The battle of bills and coins continues. In Britain the Conservative government is embarked on a crusade to cease printing one- pound notes and replace them with the one-pound coins it has been circulating for more than a year. There's plenty of logic and perhaps even some conservatism behind the government's proposal. The government would save money, some $3.7 million yearly, because coins are cheaper to make than bills. And with the inflation of the past decade or two, a one-pound note (now worth $1.25) won't buy much by itself any more. The pound has become small change, and small change logically should be coins. Ask any tourist in Italy whose wallet is wadded full of 500 lira notes (worth about 52 cents).

But in Britain the opposition is furious. ALaborite berates the chancellor of the exchequer for replacing "a much-loved note with a despised coin." A Tory disparages the one-pound coin as "a horrid little button." We're not surprised. As they did with the welfare state, so the British are doing with bills and coins -- making explicitly and in full light of day changes that Americans attempt to make piecemeal and surreptitiously. And while the welfare state seems to have taken on both sides of the Atlantic, the revolutionary change from bill to coin has not.

For if the planners at the Treasury Department had had their way, the one-dollar bill would be obsolescent today. In 1976 the government started printing $2 bills, and in 1979 it minted 670 million Susan B. Anthony dollars. The same arguments for each were trotted out: the government would save upward of $50 million, $1 doesn't buy what a 50- cent piece used to, dollar bills only last about 18 months, you need coins more than bills in a society full of vending machines charging 55 cents for a soft drink, and so forth.

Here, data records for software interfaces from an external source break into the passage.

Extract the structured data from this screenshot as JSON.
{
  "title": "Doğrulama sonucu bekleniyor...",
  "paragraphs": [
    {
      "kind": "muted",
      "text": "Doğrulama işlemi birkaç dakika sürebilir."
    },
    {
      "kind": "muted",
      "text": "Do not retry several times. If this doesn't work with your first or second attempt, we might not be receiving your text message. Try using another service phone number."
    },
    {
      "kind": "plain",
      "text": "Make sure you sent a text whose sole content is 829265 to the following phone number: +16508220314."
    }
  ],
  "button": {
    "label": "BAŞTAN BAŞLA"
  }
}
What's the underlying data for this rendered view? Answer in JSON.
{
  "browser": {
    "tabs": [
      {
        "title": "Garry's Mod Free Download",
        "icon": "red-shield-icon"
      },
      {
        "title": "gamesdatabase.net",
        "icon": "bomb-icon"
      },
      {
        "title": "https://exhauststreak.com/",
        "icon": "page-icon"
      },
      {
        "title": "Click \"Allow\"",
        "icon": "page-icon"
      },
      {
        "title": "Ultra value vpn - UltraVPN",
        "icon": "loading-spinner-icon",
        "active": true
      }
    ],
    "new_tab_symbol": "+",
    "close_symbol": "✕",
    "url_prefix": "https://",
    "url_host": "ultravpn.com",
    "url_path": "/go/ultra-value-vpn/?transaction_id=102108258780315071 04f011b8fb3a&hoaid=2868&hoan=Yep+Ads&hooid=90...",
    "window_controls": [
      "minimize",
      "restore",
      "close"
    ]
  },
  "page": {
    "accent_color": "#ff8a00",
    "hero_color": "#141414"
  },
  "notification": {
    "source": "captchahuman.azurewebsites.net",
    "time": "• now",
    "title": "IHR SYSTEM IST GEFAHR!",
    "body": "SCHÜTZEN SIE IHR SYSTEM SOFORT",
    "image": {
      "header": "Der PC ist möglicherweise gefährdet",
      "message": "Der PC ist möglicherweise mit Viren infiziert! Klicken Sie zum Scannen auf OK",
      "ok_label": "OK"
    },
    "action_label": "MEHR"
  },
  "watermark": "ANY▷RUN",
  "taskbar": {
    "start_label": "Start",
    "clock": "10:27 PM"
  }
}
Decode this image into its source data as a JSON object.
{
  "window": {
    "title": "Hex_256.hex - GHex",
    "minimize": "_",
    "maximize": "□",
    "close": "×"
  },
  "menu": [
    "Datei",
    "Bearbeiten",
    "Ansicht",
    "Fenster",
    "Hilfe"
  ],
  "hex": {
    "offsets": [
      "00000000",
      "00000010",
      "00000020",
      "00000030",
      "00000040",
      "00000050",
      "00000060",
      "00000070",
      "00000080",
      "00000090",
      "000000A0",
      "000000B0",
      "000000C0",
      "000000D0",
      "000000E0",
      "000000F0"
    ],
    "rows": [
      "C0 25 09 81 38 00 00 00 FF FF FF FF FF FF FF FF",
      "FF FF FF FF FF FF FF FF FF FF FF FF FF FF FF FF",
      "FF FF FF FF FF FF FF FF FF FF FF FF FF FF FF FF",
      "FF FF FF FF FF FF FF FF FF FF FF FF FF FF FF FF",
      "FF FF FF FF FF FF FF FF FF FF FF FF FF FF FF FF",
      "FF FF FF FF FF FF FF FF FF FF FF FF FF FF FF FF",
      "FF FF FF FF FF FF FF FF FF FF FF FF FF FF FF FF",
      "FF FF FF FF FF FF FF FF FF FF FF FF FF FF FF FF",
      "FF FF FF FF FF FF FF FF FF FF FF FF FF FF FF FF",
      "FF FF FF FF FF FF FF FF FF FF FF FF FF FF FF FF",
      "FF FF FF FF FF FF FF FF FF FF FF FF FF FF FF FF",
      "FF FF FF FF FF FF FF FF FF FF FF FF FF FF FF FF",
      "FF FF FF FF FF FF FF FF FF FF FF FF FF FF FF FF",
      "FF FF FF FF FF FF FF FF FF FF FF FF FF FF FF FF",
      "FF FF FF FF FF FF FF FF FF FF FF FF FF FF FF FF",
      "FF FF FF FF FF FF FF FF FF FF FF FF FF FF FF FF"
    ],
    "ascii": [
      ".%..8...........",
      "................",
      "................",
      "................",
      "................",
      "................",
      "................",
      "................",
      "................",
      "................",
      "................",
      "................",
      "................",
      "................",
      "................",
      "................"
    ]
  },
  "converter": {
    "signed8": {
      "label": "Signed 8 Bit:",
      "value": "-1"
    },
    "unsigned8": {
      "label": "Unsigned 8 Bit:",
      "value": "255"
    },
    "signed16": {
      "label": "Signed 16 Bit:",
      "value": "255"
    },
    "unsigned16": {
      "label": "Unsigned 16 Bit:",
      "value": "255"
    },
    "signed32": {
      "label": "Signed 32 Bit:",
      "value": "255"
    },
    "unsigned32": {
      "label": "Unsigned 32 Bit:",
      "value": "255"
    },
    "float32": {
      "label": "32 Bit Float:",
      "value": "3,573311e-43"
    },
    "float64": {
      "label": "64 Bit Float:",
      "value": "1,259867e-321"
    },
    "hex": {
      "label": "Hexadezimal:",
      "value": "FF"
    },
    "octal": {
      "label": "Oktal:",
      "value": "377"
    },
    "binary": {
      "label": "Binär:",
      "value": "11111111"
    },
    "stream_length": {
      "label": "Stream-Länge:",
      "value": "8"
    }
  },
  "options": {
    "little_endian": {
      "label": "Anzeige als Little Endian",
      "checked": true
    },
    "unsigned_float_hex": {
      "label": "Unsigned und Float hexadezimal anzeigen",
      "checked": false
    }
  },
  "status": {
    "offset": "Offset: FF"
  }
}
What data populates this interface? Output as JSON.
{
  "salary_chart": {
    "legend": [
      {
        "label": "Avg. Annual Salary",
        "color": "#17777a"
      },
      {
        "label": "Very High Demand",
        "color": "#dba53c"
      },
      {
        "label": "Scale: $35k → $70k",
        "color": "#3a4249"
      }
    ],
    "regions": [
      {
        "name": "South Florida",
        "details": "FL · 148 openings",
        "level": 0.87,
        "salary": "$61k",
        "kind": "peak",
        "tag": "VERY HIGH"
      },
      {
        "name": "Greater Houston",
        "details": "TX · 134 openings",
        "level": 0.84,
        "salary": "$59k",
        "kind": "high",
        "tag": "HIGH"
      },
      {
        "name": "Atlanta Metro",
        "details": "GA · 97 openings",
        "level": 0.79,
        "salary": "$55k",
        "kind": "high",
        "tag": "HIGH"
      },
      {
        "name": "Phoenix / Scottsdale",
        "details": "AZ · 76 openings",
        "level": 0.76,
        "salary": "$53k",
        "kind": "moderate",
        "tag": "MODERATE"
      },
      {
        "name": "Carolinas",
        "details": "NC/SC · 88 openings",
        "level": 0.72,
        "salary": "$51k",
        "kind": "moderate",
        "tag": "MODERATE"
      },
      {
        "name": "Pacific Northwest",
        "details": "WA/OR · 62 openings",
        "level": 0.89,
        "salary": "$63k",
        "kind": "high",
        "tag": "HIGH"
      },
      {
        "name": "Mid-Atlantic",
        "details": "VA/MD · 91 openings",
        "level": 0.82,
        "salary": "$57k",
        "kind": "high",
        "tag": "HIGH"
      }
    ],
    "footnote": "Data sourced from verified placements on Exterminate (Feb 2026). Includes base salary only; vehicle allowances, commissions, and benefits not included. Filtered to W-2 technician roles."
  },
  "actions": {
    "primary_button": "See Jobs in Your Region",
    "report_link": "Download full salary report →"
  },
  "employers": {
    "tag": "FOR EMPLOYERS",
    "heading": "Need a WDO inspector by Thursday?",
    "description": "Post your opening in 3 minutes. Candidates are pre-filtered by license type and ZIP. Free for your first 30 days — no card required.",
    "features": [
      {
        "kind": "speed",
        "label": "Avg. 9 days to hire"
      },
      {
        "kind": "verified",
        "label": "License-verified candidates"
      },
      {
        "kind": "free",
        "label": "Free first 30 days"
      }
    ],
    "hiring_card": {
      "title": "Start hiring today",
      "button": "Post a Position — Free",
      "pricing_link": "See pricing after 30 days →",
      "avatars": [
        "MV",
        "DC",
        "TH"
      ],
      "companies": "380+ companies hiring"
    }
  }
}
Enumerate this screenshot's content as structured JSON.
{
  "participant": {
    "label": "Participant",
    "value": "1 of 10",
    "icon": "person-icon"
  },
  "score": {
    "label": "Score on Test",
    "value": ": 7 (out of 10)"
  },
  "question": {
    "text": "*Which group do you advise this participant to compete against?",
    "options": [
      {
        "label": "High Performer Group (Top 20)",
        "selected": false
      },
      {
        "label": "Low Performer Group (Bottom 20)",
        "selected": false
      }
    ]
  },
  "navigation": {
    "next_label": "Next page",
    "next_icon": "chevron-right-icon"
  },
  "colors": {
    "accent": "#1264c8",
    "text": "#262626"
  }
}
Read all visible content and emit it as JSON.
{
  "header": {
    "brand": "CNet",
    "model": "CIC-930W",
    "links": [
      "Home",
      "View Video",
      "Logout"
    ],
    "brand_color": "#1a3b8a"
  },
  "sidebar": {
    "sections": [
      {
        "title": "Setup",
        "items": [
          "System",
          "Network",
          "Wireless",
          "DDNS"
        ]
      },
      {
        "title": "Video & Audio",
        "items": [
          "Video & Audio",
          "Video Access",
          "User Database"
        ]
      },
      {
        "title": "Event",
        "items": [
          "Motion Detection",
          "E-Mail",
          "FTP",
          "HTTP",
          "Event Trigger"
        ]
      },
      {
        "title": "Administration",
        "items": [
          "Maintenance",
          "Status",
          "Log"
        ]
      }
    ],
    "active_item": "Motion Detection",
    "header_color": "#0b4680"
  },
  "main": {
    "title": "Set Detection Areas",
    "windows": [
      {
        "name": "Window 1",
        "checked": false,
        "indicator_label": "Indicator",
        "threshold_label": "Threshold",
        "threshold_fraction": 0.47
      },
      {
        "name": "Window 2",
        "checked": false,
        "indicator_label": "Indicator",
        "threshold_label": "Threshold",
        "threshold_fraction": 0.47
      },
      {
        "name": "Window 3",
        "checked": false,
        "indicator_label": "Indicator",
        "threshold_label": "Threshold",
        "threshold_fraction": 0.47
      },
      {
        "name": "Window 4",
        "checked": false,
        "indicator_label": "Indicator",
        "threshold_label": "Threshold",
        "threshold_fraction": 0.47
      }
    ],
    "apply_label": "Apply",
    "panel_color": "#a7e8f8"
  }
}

To utterly no avail. You have about as much luck passing a $2 bill these days as a $3, and the 670 million "Susies," which looked and felt a lot like a quarter, are still sitting in banks' tills unused. Changes in money take a long time to accept. We wouldn't bet a plugged Susan B. Anthony on the chancellor of the exchequer's chances.